Physics 1A and Physics 1B typically consist of four or five lectures per week (around 120 to 150 students), along with one problem-solving workshop, one small group tutorial (around 8 students), and 2.5 hours in the teaching laboratory. Laboratory work is usually undertaken in pairs in first year.
The Gateway-specific modules typically have no more than 15 students working with an instructor. These sessions take a variety of forms, most of which are highly interactive workshops and laboratory sessions. There is a mix of direct instruction, individual and group-based problem solving with feedback, development of experimental investigation and reporting skills, and private study with tutor support.
When not attending lectures, tutorials and labs, you will be expected to continue learning independently through self-study. Typically, this will involve:
- working on individual and group projects
- undertaking research in the library
- preparing for laboratory work
- preparing coursework assignments and presentations
- preparing for examinations.

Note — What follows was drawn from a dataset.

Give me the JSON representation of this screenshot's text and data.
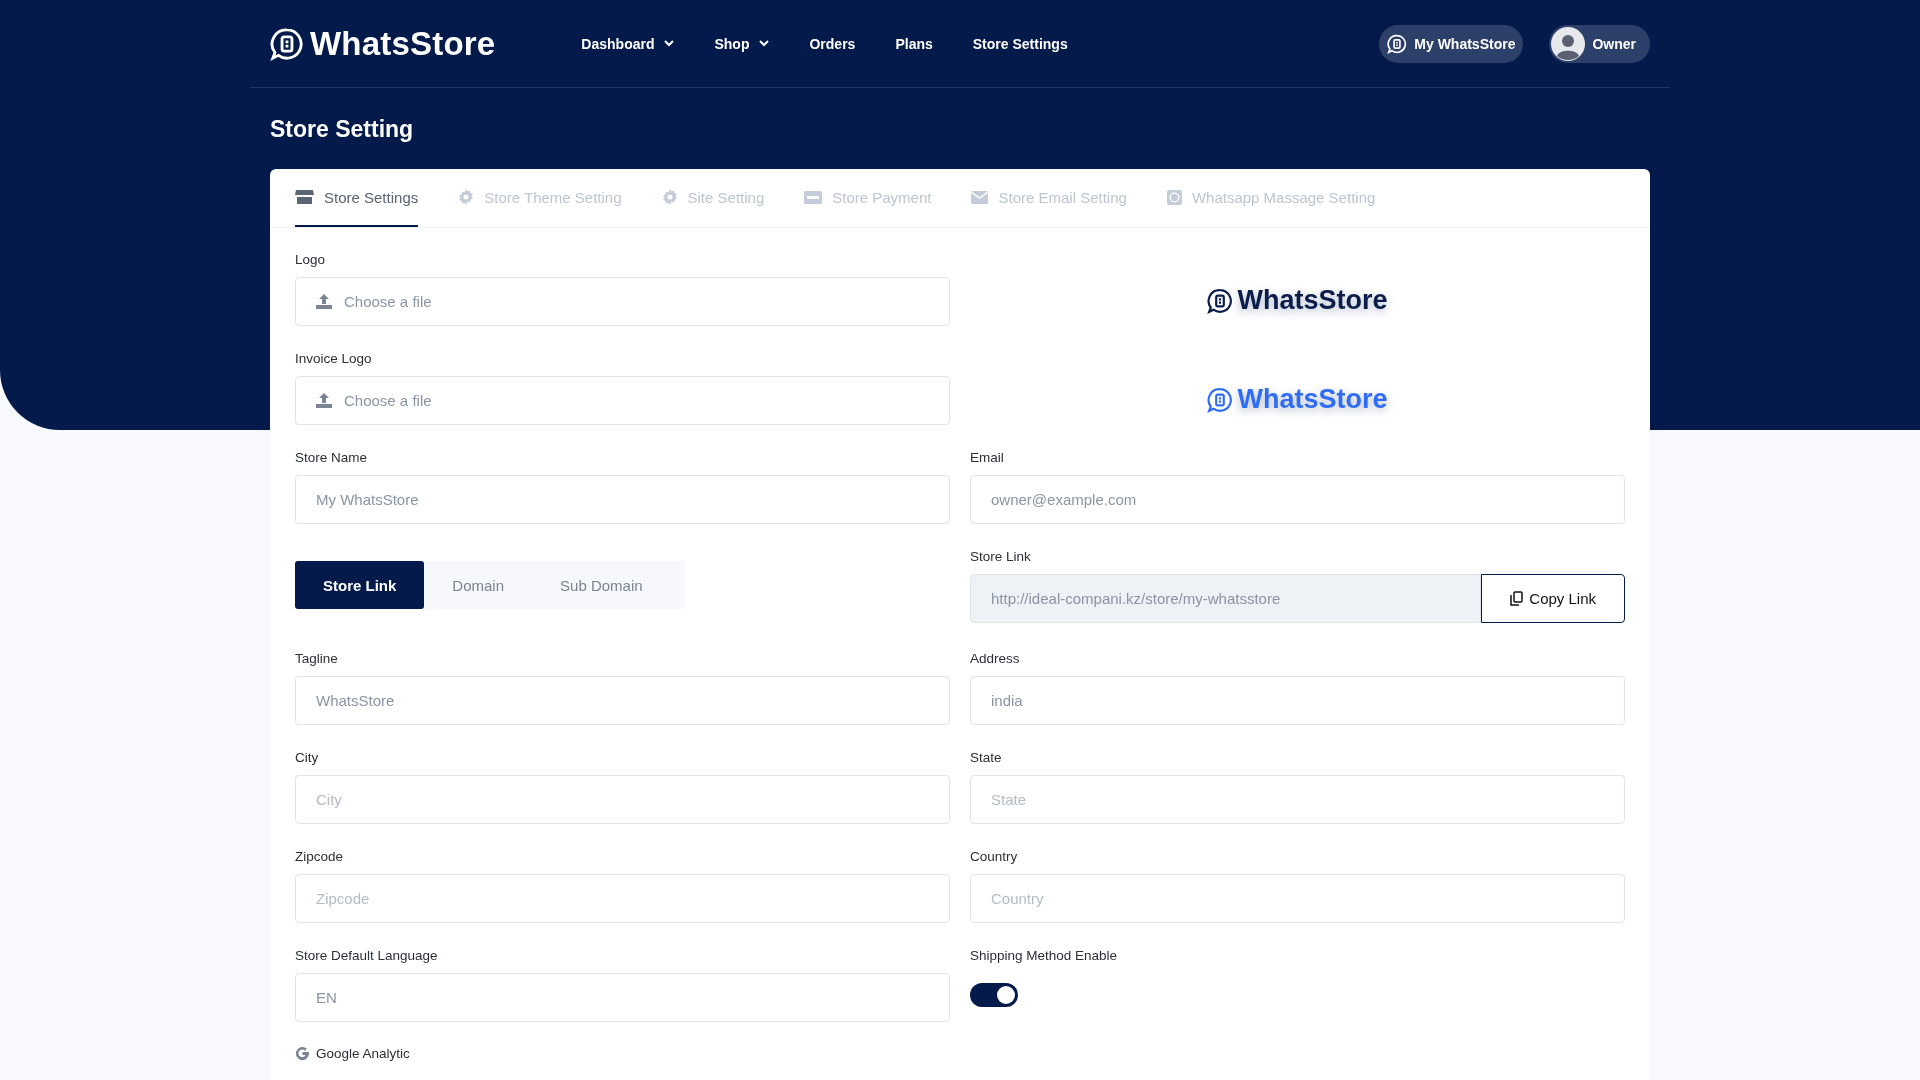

You will be taught by an experienced teaching team with expertise and knowledge of physics and astronomy, and will have significant interaction with staff within the School. Postgraduate research students who have undertaken teacher training may also contribute to the teaching of laboratory classes and tutorials under the supervision of the module leader.
Academic staff from the School who are teaching on the Gateway programme provide support and advise on a wide range of matters. Students on this Gateway programme benefit from significantly more contact hours per week than most other students in the School.

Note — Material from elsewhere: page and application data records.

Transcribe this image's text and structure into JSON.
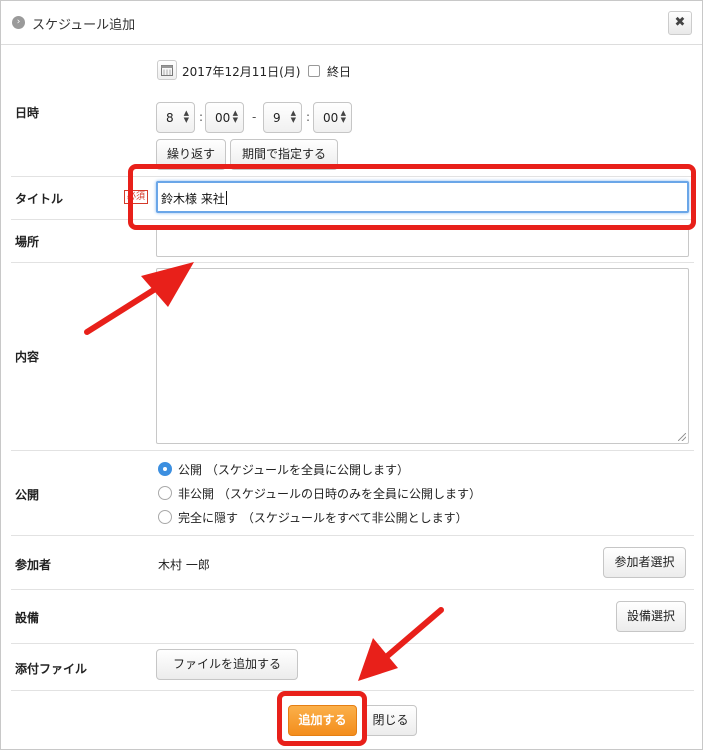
{
  "dialog": {
    "title": "スケジュール追加",
    "close_symbol": "✖"
  },
  "datetime": {
    "label": "日時",
    "date": "2017年12月11日(月)",
    "all_day_label": "終日",
    "all_day_checked": false,
    "start_hour": "8",
    "start_minute": "00",
    "end_hour": "9",
    "end_minute": "00",
    "colon": ":",
    "dash": "-",
    "repeat_button": "繰り返す",
    "period_button": "期間で指定する"
  },
  "title_field": {
    "label": "タイトル",
    "required_badge": "必須",
    "value": "鈴木様 来社"
  },
  "place_field": {
    "label": "場所",
    "value": ""
  },
  "content_field": {
    "label": "内容",
    "value": ""
  },
  "publish": {
    "label": "公開",
    "options": [
      {
        "label": "公開 （スケジュールを全員に公開します）",
        "selected": true
      },
      {
        "label": "非公開 （スケジュールの日時のみを全員に公開します）",
        "selected": false
      },
      {
        "label": "完全に隠す （スケジュールをすべて非公開とします）",
        "selected": false
      }
    ]
  },
  "participants": {
    "label": "参加者",
    "value": "木村 一郎",
    "select_button": "参加者選択"
  },
  "equipment": {
    "label": "設備",
    "select_button": "設備選択"
  },
  "attachments": {
    "label": "添付ファイル",
    "add_button": "ファイルを追加する"
  },
  "footer": {
    "add_button": "追加する",
    "close_button": "閉じる"
  },
  "annotation_color": "#e8201a",
  "accent_color": "#f38d1c"
}
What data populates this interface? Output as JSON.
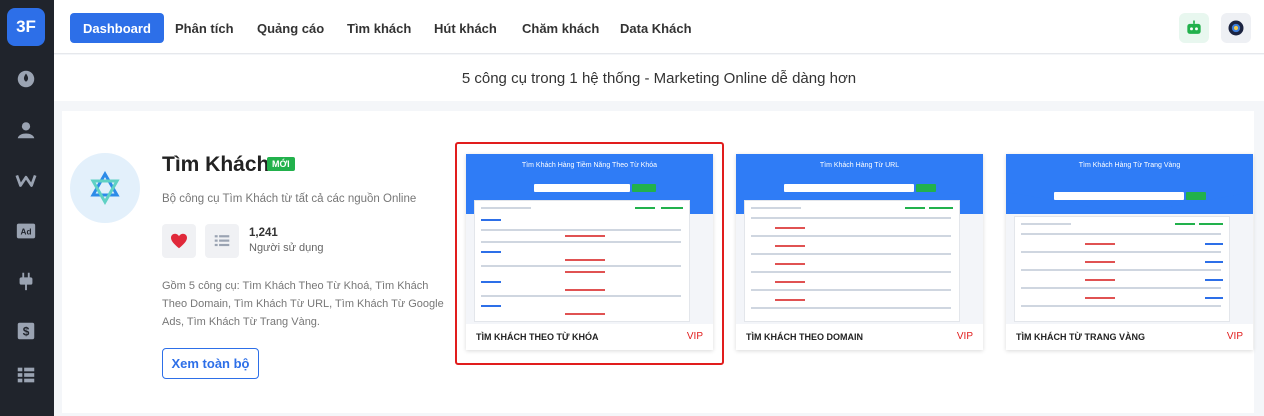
{
  "logo": "3F",
  "nav": {
    "items": [
      "Dashboard",
      "Phân tích",
      "Quảng cáo",
      "Tìm khách",
      "Hút khách",
      "Chăm khách",
      "Data Khách"
    ]
  },
  "banner": "5 công cụ trong 1 hệ thống - Marketing Online dễ dàng hơn",
  "tool": {
    "title": "Tìm Khách",
    "badge": "MỚI",
    "subtitle": "Bộ công cụ Tìm Khách từ tất cả các nguồn Online",
    "count": "1,241",
    "count_label": "Người sử dụng",
    "description": "Gồm 5 công cụ: Tìm Khách Theo Từ Khoá, Tìm Khách Theo Domain, Tìm Khách Từ URL, Tìm Khách Từ Google Ads, Tìm Khách Từ Trang Vàng.",
    "view_all": "Xem toàn bộ"
  },
  "previews": [
    {
      "shot_title": "Tìm Khách Hàng Tiềm Năng Theo Từ Khóa",
      "name": "TÌM KHÁCH THEO TỪ KHÓA",
      "tag": "VIP"
    },
    {
      "shot_title": "Tìm Khách Hàng Từ URL",
      "name": "TÌM KHÁCH THEO DOMAIN",
      "tag": "VIP"
    },
    {
      "shot_title": "Tìm Khách Hàng Từ Trang Vàng",
      "name": "TÌM KHÁCH TỪ TRANG VÀNG",
      "tag": "VIP"
    }
  ],
  "icons": {
    "sidebar": [
      "dashboard-icon",
      "user-icon",
      "w-brand-icon",
      "ad-icon",
      "plug-icon",
      "dollar-icon",
      "list-icon"
    ],
    "top_right": [
      "robot-icon",
      "globe-icon"
    ]
  },
  "colors": {
    "accent": "#2d6fe8",
    "sidebar": "#20242c",
    "badge": "#22b14c",
    "vip": "#e11d1d",
    "highlight": "#e11d1d"
  }
}
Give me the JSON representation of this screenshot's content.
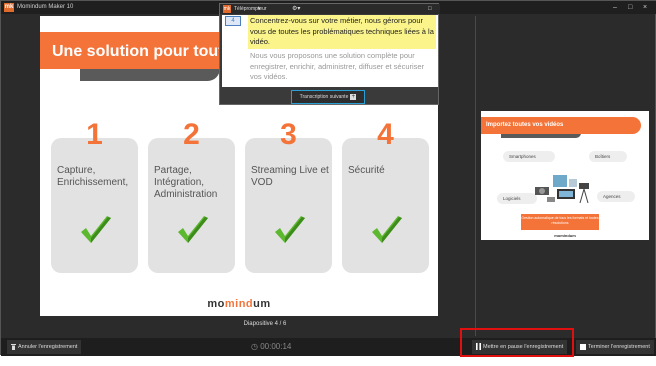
{
  "window": {
    "logo_text": "mk",
    "title": "Momindum Maker 10",
    "controls": [
      "–",
      "□",
      "×"
    ]
  },
  "slide": {
    "title": "Une solution pour toute",
    "cards": [
      {
        "number": "1",
        "text": "Capture, Enrichissement,"
      },
      {
        "number": "2",
        "text": "Partage, Intégration, Administration"
      },
      {
        "number": "3",
        "text": "Streaming Live et VOD"
      },
      {
        "number": "4",
        "text": "Sécurité"
      }
    ],
    "logo_pre": "mo",
    "logo_mid": "mind",
    "logo_post": "um"
  },
  "slide_counter": "Diapositive 4 / 6",
  "teleprompter": {
    "logo_text": "mk",
    "title": "Téléprompteur",
    "dropdown": "▾",
    "gear": "⚙▾",
    "maximize": "□",
    "paragraph_number": "4",
    "current_text": "Concentrez-vous sur votre métier, nous gérons pour vous de toutes les problématiques techniques liées à la vidéo.",
    "next_text": "Nous vous proposons une solution complète pour enregistrer, enrichir, administrer, diffuser et sécuriser vos vidéos.",
    "next_button": "Transcription suivante",
    "next_button_icon": "+"
  },
  "preview": {
    "title": "Importez toutes vos vidéos",
    "pills": [
      "Smartphones",
      "Boîtiers",
      "Logiciels",
      "Agences"
    ],
    "cta": "Gestion automatique de tous les formats et toutes résolutions",
    "logo": "momindum"
  },
  "bottombar": {
    "cancel_label": "Annuler l'enregistrement",
    "timer": "00:00:14",
    "pause_label": "Mettre en pause l'enregistrement",
    "finish_label": "Terminer l'enregistrement"
  },
  "colors": {
    "accent": "#f47338",
    "highlight_box": "#e01010",
    "teleprompter_highlight": "#fbf48a"
  }
}
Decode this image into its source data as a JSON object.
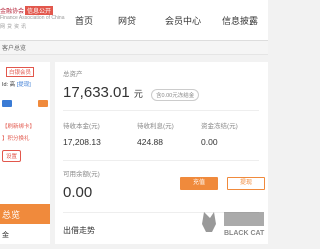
{
  "header": {
    "logo_line1": "金融协会",
    "logo_badge": "信息公开",
    "logo_line2": "Finance Association of China",
    "logo_line3": "网贷资讯",
    "nav": [
      {
        "label": "首页"
      },
      {
        "label": "网贷"
      },
      {
        "label": "会员中心"
      },
      {
        "label": "信息披露"
      }
    ]
  },
  "subbar": {
    "text": "客户总览"
  },
  "sidebar": {
    "vip_tag": "白银会员",
    "user_line": "Id: 高",
    "user_link": "[提现]",
    "refresh_link": "【刷新绑卡】",
    "bind_link": "】积分换礼",
    "setting_button": "设置",
    "active_item": "总览",
    "bottom_item": "金"
  },
  "colors": {
    "accent": "#f08a3c",
    "brand_red": "#e2574c"
  },
  "main": {
    "total_assets_label": "总资产",
    "total_assets_value": "17,633.01",
    "total_assets_unit": "元",
    "frozen_pill": "含0.00元冻结金",
    "stats": [
      {
        "label": "待收本金(元)",
        "value": "17,208.13"
      },
      {
        "label": "待收利息(元)",
        "value": "424.88"
      },
      {
        "label": "资金冻结(元)",
        "value": "0.00"
      }
    ],
    "available_label": "可用余额(元)",
    "available_value": "0.00",
    "recharge_button": "充值",
    "withdraw_button": "提现",
    "section_title": "出借走势"
  },
  "watermark": {
    "text": "BLACK CAT"
  }
}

You can find contact information for staff on the School of Physics and Astronomy website.
In addition to your studies, optional academic support is available through practical study skills courses and workshops hosted within the University.
The University’s Student Services team can help students with additional needs resulting from disabilities, long-term medical conditions or learning disabilities. More information can be found on the students with disabilities web page.
Most modules are assessed by a mix of coursework and written examinations. Most modules give a higher weighting to written examinations, but some are assessed solely through coursework.
- laboratory work
- classroom tests
- reviews of research papers
- tutorial participation.
Most examinations are held at the end of the semester during a dedicated exam diet, and revision time is provided beforehand.
The School aims to provide feedback on assessments and coursework within a time specified for the assignment – in some cases two days, in some cases two weeks. Feedback is given with a view to improving your performance in the future.
For further information on the University's grading procedure, see the common reporting scale.